| WHAT YOU SHOULD DO |
The answer must be every line of the records below that holds the word "desc".

| RECORDED DATA |
┌──

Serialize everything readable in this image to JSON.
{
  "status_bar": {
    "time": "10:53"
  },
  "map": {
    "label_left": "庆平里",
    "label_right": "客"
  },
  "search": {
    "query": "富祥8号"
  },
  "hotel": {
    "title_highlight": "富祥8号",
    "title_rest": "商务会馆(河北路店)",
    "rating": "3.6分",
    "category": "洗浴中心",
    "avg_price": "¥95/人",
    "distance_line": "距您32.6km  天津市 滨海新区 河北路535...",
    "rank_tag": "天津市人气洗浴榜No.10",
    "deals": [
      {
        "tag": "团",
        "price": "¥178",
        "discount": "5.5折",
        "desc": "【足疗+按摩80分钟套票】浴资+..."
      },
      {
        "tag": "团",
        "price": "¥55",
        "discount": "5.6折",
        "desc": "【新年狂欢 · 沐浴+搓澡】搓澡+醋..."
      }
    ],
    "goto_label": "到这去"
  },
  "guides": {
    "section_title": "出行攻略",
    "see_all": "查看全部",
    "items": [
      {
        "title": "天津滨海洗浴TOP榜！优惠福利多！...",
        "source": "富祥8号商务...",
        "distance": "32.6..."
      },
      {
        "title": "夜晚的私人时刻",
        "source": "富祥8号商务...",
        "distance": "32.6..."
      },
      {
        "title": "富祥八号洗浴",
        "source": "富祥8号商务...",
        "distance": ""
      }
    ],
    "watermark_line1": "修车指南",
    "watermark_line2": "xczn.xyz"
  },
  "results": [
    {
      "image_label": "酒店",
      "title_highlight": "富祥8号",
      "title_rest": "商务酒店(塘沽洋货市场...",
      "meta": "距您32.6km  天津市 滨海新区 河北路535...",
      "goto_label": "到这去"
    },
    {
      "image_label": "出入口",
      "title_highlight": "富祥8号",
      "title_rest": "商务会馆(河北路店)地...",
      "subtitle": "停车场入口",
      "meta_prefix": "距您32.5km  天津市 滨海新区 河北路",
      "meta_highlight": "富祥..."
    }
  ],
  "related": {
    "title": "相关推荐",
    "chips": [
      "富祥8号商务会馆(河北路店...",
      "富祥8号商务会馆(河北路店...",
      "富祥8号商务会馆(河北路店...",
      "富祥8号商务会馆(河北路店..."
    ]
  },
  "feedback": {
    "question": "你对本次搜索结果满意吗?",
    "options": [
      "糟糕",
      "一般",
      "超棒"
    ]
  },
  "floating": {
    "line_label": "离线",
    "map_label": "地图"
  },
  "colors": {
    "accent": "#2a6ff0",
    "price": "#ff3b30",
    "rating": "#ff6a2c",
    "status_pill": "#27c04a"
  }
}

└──

| OUTPUT BELOW |
        "desc": "【足疗+按摩80分钟套票】浴资+..."
        "desc": "【新年狂欢 · 沐浴+搓澡】搓澡+醋..."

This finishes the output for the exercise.